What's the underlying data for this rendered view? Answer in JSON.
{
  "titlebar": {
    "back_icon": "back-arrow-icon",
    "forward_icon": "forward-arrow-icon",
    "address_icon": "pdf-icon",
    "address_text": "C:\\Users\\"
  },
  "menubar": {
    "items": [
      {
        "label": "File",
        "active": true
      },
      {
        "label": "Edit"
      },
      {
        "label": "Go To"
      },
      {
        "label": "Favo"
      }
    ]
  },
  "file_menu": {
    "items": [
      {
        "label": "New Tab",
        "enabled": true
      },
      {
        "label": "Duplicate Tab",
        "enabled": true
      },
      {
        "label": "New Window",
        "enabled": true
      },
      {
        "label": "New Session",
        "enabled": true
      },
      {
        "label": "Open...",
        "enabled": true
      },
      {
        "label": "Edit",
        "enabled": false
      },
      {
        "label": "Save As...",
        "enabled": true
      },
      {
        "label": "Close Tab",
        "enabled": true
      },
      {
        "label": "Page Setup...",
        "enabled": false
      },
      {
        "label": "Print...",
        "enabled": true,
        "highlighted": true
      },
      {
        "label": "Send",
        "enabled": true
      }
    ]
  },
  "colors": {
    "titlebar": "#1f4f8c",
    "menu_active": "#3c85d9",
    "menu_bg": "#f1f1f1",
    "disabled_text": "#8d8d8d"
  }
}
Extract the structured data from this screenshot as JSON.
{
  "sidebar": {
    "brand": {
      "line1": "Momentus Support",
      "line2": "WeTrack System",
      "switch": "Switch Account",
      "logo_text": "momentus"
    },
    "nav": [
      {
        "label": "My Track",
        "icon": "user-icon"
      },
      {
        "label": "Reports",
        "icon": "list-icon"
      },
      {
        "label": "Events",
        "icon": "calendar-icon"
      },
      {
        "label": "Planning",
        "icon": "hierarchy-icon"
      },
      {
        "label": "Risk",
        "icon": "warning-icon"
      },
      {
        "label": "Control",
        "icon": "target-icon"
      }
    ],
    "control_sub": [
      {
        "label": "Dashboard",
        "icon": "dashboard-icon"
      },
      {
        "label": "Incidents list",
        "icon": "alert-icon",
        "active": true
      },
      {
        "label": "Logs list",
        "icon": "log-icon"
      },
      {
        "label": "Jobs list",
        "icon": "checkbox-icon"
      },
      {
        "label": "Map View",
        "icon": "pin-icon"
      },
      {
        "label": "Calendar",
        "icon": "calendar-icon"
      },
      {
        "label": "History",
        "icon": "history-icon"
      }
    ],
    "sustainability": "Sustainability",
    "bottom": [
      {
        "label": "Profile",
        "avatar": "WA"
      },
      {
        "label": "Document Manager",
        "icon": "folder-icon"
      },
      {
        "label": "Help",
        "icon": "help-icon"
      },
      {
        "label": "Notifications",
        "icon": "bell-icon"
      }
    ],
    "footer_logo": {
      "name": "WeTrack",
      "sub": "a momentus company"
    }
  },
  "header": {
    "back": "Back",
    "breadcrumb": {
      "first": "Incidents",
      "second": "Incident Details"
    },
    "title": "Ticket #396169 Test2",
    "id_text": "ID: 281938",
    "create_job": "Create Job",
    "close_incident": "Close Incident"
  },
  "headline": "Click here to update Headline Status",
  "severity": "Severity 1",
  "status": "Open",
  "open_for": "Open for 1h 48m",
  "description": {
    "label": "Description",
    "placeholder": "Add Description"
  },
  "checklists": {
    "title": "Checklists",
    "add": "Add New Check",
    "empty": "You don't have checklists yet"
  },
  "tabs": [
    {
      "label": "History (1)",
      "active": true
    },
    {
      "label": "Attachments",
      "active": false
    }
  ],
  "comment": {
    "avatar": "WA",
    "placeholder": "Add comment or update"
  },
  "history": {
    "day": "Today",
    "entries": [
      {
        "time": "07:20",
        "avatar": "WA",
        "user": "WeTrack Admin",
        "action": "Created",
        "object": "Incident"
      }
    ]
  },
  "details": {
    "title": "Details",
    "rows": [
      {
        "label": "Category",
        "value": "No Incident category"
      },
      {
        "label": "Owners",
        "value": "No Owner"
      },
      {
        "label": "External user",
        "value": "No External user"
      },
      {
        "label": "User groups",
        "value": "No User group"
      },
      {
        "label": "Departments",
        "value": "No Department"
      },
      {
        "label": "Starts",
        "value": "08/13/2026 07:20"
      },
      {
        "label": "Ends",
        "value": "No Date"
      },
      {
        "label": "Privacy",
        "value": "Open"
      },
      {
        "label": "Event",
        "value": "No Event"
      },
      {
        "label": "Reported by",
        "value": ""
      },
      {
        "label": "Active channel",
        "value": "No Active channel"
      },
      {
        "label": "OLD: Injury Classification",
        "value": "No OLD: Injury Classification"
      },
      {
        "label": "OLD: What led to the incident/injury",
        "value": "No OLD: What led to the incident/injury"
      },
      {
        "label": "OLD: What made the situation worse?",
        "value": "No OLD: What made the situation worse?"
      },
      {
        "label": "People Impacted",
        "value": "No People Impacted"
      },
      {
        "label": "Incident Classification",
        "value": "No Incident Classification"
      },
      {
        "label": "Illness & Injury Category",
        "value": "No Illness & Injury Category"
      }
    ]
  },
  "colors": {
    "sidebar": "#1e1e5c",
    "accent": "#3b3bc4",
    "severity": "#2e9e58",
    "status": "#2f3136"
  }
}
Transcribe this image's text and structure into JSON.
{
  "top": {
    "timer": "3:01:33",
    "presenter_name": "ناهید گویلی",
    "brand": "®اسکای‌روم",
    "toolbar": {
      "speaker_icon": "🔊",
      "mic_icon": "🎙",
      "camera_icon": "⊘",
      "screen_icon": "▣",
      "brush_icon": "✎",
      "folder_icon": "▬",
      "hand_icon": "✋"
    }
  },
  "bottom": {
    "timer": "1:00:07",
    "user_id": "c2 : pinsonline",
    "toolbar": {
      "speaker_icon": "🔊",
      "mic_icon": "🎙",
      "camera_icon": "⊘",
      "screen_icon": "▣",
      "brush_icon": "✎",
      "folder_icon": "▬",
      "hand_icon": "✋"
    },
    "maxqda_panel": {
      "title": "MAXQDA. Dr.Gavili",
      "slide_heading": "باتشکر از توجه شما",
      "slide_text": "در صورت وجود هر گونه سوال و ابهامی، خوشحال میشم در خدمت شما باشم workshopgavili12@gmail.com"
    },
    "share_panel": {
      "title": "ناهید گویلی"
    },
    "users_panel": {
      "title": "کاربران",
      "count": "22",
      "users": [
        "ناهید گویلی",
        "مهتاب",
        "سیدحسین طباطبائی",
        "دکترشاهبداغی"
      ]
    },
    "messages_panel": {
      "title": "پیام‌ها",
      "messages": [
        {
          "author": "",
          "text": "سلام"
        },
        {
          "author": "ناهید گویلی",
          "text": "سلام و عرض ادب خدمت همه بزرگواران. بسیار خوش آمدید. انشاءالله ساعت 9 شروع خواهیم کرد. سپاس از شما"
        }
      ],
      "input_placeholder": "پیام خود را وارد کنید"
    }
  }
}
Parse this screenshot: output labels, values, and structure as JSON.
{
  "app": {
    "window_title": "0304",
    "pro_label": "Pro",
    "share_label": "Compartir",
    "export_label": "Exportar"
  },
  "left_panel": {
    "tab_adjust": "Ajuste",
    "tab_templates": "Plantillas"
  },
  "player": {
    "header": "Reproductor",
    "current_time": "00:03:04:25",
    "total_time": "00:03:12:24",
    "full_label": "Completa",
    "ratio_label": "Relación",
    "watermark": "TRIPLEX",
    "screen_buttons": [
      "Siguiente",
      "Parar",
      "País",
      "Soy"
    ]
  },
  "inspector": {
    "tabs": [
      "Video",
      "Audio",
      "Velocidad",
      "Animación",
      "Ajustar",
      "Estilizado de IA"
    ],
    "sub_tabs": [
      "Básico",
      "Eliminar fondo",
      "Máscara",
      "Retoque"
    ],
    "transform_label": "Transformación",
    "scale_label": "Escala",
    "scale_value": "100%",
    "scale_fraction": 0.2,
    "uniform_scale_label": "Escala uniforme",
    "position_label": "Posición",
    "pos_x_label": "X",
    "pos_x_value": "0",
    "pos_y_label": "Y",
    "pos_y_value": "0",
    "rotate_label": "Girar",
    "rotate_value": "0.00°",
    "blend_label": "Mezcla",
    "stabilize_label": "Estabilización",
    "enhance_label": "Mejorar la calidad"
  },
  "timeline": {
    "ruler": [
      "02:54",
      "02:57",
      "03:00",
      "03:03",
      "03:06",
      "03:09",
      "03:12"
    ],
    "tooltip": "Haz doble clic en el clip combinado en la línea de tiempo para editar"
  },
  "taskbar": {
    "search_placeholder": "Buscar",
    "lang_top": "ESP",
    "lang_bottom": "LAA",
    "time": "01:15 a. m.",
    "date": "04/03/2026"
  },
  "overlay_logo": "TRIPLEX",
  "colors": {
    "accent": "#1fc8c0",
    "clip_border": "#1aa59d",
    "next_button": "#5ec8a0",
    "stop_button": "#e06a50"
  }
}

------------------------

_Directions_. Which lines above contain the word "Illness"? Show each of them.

_Written reply_.
        "label": "Illness & Injury Category",
        "value": "No Illness & Injury Category"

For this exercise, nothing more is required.